    • OK we realize this sounds strange, but hear us out! This year we made a new decoration for the front window of The Island Jar using two oranges that were starting to go bad, pinecones we collected from our yard, sprigs trimmed off the Christmas tree we cut for the store, and extra metal stars that our family had used for tree decorations. We dehydrated the orange slices and tied everything up using jute (100% biodegradable and recyclable). You could also use dehydrated apple slices or old cinnamon sticks for a decoration like this or the old classics like cranberries or popcorn to tie on to your tree!
  • As kids, we always used to make pomander balls with clementines and cloves – they look fun and smell SO great!
  • We also make cinnamon heart ornaments out of cinnamon, apple sauce and glue – again, they smell so great when you hang them on the tree!


On those long, cold & dark winter nights we love having candles burning to cozy up our home – we always burn locally sourced beeswax candles (hand-dripped pillar candles available in-store, made by Maiden Manitoulin) or beeswax tealights in holders.

Hand-dripped beeswax candles made by Maiden Manitoulin, with beeswax from her own bees

When choosing a candle, we try to find a beeswax or soy candle with a cotton wick, and avoid anything with artificial fragrances or colours (unless it’s scented with 100% pure essential oils).


The David Suzuki Foundation has some good recommendations for how to be earth friendly with your choice of lights:
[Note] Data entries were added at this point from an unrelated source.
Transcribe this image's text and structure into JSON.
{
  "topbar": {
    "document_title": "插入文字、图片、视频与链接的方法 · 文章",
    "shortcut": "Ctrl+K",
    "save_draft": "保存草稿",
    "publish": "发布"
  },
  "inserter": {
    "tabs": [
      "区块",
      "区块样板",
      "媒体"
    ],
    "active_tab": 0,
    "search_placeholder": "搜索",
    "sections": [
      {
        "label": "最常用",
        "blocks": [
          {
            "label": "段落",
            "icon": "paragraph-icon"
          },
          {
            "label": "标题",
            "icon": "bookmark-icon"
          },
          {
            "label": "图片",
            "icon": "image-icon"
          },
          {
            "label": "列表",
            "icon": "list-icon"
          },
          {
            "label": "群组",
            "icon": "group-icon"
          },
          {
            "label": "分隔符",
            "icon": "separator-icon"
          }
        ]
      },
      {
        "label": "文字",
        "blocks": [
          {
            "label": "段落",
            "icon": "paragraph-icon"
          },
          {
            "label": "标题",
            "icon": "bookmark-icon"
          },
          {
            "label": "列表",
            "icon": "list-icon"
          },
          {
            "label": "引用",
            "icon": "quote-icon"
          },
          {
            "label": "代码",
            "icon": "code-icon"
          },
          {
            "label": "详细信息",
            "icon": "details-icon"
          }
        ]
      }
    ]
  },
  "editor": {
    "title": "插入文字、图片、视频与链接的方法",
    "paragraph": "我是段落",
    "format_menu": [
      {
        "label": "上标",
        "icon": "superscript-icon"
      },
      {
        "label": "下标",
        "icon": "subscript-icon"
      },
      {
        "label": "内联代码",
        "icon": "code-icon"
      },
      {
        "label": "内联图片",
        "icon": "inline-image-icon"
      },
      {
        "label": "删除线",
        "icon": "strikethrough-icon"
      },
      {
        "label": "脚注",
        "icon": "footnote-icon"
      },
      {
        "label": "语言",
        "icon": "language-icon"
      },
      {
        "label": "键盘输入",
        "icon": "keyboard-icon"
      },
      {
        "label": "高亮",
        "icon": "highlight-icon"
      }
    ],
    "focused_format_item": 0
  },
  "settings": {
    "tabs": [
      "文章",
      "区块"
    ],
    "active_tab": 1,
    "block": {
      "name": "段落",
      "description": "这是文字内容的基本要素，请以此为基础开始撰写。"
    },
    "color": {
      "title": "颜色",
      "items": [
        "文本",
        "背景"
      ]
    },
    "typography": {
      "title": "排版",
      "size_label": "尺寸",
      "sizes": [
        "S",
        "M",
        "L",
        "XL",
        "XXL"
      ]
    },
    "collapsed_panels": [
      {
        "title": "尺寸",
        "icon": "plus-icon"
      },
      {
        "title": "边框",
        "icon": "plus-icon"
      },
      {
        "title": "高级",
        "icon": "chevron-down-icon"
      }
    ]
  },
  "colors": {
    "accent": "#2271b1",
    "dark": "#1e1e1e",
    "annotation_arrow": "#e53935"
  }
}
  • Choose LED lights. They have a longer life span and use less energy, only about four watts per strand. Regular lights use about 34 watts per strand.
  • Properly recycle old incandescent lights.
  • Use a timer so your lights are only on when needed. Turn them off whenever possible!